An attorney who represents several municipalities in Sussex County was admonished in connection with a long-ago conflict of interest case.
The New Jersey Supreme Court’s Disciplinary Review Board on July 22 concluded that John Ursin’s conduct was “improper.” It cites his conflict in representing Sussex Borough and while also representing another client in the same case, as well as his “conduct involving dishonesty, fraud, deceit or misrepresentation.”
The board dismissed two other violations brought against Ursin.
Ursin received an admonition, which is the lowest disciplinary action the board takes against attorneys. Ursin, who currently represents the municipalities of Franklin and Hopatcong, said it’s the only time he’s ever been disciplined in his 27 years of practicing law.
The board found “substantial mitigation” weighing in Ursin’s favor. It noted that at the time of his misconduct, in 2011-13, Ursin had been an attorney for more than 20 years “with an unblemished disciplinary history” and service to both the bar association and the community.
The board also found no harm done as a result of Ursin’s conduct.

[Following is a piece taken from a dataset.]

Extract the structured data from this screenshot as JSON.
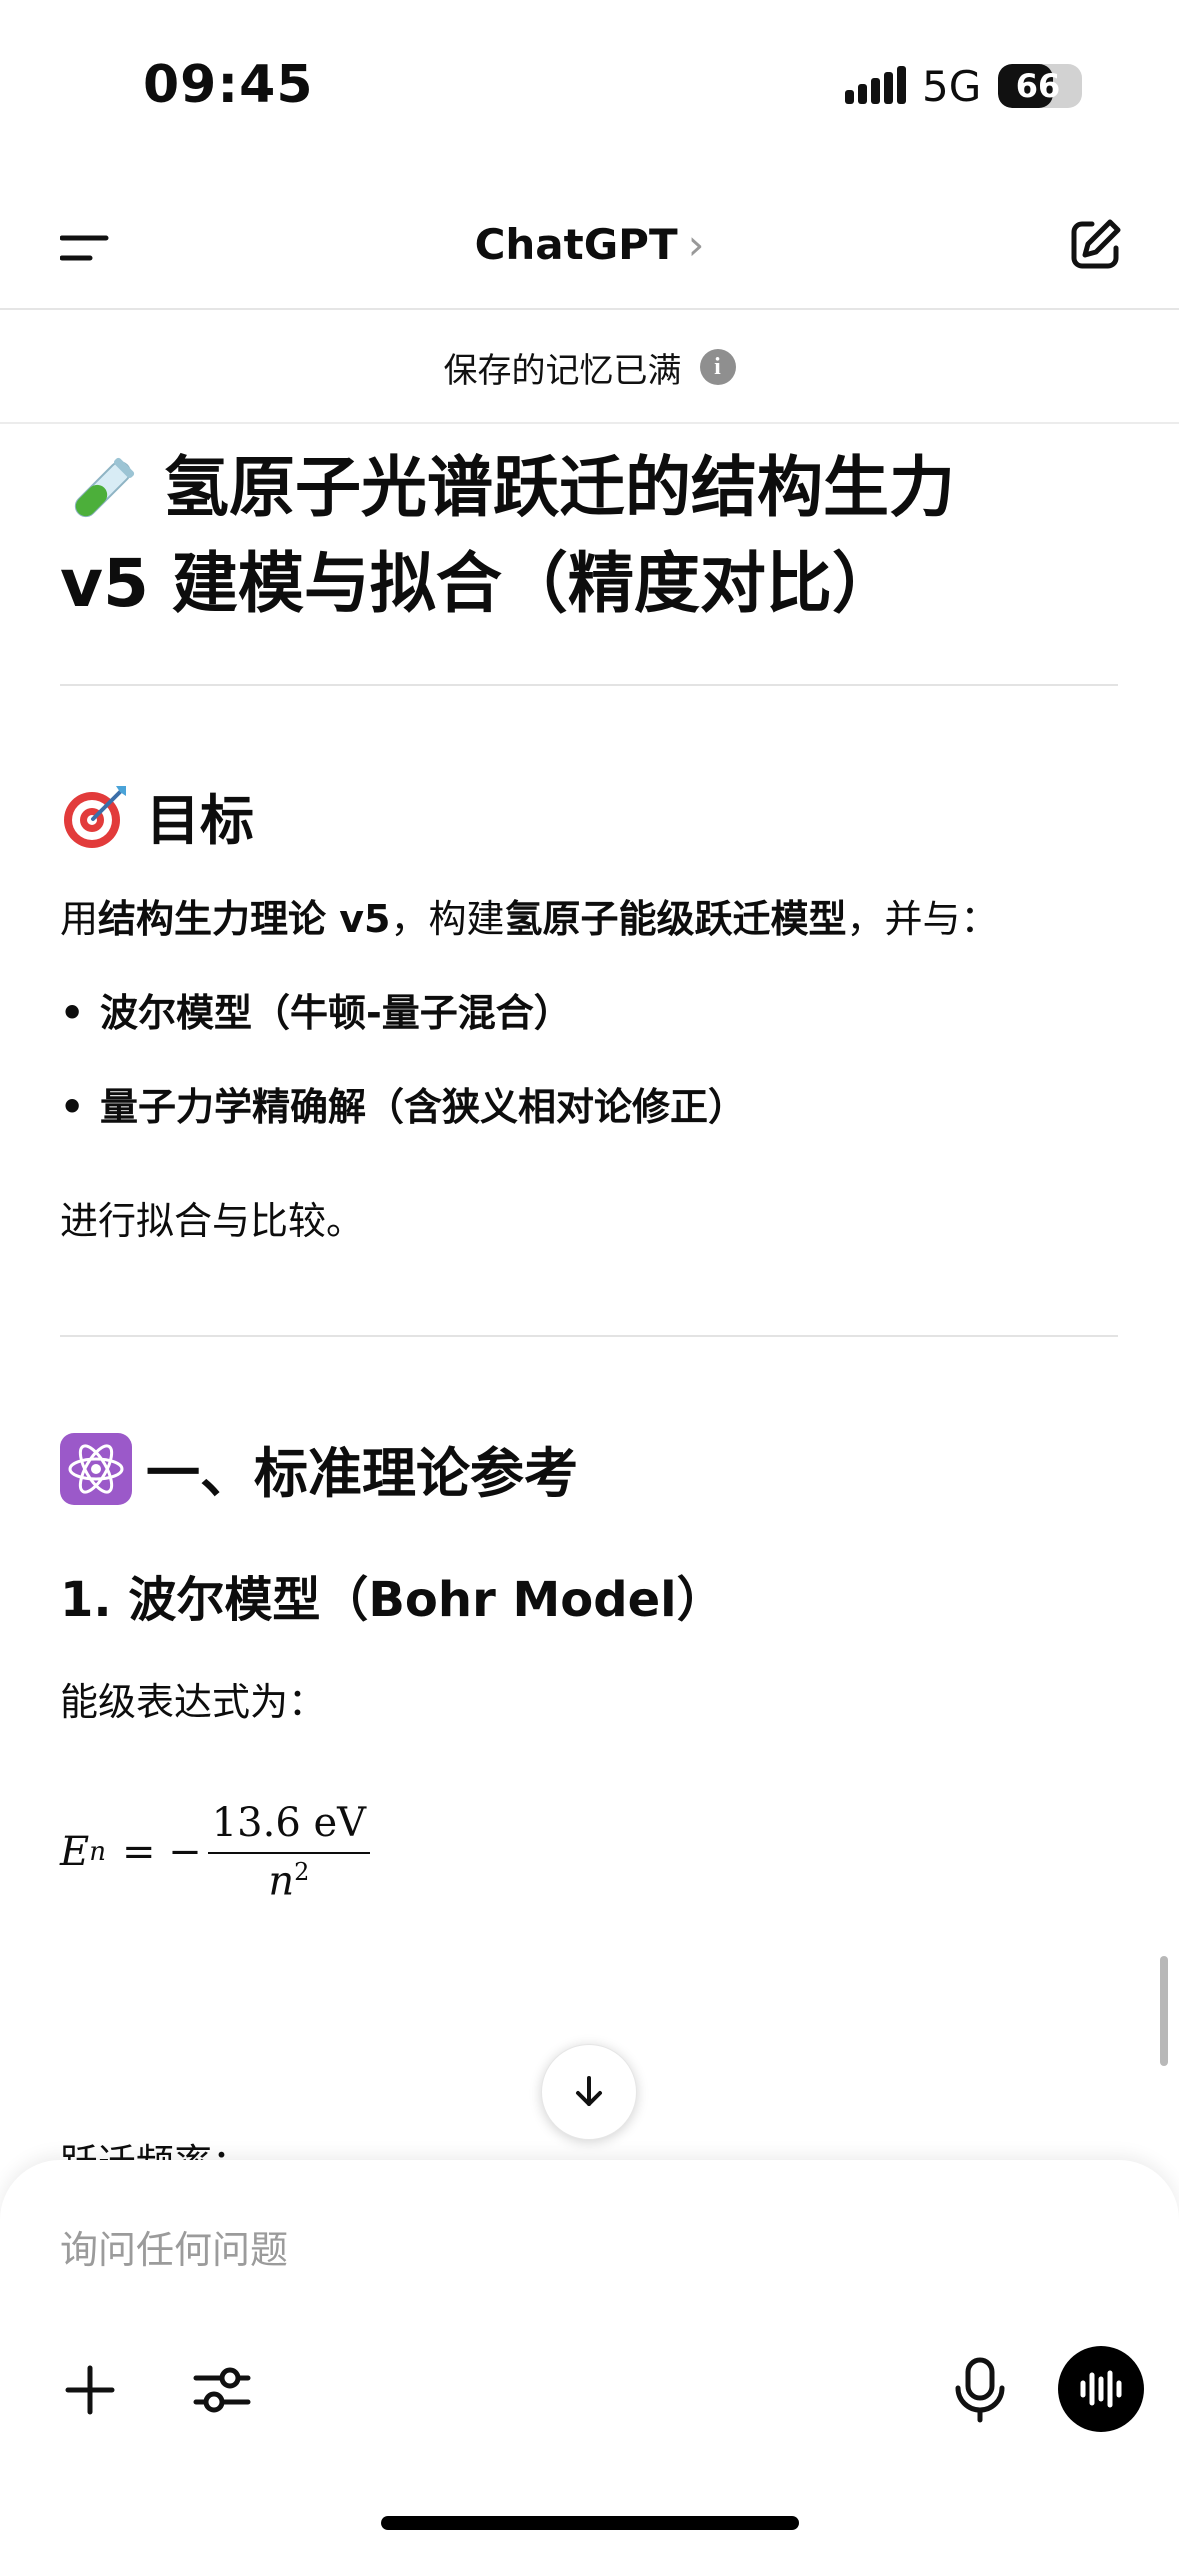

The borough received full reimbursement for a lien it held against the Sussex Inn. In turn, the Sussex Inn — owned at the time by Chris Parrott, who was then the Sussex Borough mayor — received double the initial offer from the New Jersey Department of Transportation for a slice of land needed to rework a right-of-way on Route 23.
“Thus,” the board wrote, “it appears that neither party affected by the conflict suffered financial harm.”
The board also noted the many years that have passed since Ursin’s misconduct. It pointed to court precedent holding that the public’s interest in prompt discipline is “irretrievably diluted by the passage of time.” The “extraordinary delay” in initiating proceedings warrants “significantly lesser discipline,” the board wrote.
‘I respect the process and the decision’
Ursin told the paper that the original complaint was filed by a “litigation adversary with his own agenda.”
He said that in his 27 years of practicing law, “I have always strived to a high level of professional conduct and I have never had a client make an ethical complaint.”
He said at the time he did not believe his representation of the Sussex Inn was likely to create any conflict with his representation of the borough. “In fact, the condemnation case concluded favorably to my client and the borough was promptly paid all of the back taxes owed out of the proceeds,” he said.
“The ethics panel analyzed whether my representations created a conflict primarily using a ‘substantial risk’ standard,” said Ursin. “Despite the favorable results for both clients, the board concluded that my representation was a conflict and issued an admonishment, which is the lowest sanction appropriate for minor violations where there was no harm to the clients.”
Ursin said he respects the court’s decision. “I accepted the decision and decided not to appeal based upon the fact that this matter dates back to 2012 and the fact that this is the lowest level of discipline,” he said. “I am focused on continuing to represent my clients with the highest level of skill and professionalism.”